<mark>Journal</mark>Computers and Geosciences
Issue number10
Volume33
Number of pages14
Pages (from-to)1337-1350
Publication StatusPublished
Early online date12/06/07
<mark>Original language</mark>English

Abstract

Increases in the availability of reliable health data are widely recognised as essential for efforts to strengthen health-care systems in resource-poor settings worldwide. Effective health-system planning requires comprehensive and up-to-date information on a range of health metrics and this requirement is generally addressed by a Health Management Information System (HMIS) that coordinates the routine collection of data at individual health facilities and their compilation into national databases. In many resource-poor settings, these systems are inadequate and national databases often contain only a small proportion of the expected records. In this paper, we take an important health metric in Kenya (the proportion of outpatient treatments for malaria (MP)) from the national HMIS database and predict the values of MP at facilities where monthly records are missing. The available MP data were densely distributed across a spatiotemporal domain and displayed second-order heterogeneity. We used three different kriging methodologies to make cross-validation predictions of MP in order to test the effect on prediction accuracy of (a) the extension of a spatial-only to a space–time prediction approach, and (b) the replacement of a globally stationary with a locally varying random function model. Space–time kriging was found to produce predictions with 98.4% less mean bias and 14.8% smaller mean imprecision than conventional spatial-only kriging.
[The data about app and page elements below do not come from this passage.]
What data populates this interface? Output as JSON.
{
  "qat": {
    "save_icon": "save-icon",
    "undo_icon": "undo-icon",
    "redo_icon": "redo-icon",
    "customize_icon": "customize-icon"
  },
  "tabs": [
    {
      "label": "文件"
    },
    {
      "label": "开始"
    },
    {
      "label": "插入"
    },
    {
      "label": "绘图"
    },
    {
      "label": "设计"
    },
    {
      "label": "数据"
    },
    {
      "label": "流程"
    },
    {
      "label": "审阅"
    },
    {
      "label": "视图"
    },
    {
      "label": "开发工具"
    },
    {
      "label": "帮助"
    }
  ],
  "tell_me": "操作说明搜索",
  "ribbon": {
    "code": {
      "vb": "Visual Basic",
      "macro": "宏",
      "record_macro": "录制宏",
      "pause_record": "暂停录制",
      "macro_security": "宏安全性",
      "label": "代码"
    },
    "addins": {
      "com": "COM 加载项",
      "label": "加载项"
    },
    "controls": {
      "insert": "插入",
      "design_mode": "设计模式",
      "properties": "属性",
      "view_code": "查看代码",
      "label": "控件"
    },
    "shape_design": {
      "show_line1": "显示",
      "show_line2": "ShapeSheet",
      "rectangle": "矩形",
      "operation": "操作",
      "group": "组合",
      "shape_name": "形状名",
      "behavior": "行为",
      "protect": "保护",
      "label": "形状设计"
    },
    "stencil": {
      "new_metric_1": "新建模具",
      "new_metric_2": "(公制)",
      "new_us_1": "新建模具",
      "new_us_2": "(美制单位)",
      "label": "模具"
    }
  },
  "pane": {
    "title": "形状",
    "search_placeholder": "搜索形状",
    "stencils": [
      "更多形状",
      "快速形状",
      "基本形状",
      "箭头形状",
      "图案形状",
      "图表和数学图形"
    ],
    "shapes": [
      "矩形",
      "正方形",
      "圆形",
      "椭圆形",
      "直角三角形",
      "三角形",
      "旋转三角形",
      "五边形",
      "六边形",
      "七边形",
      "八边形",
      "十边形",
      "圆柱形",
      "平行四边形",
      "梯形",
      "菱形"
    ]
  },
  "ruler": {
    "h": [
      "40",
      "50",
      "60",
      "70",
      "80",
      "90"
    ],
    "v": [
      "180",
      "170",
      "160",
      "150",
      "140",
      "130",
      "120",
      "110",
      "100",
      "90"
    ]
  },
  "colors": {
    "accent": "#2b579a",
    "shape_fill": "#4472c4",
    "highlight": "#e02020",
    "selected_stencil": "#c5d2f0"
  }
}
A modification of space–time kriging that allowed space–time variograms to be recalculated for every prediction location within a spatially local neighbourhood resulted in a larger decrease in mean imprecision over ordinary kriging (18.3%) although the mean bias was reduced less (87.5%).

Bibliographic note

c 2007 Elsevier Ltd. Open access under CC BY license.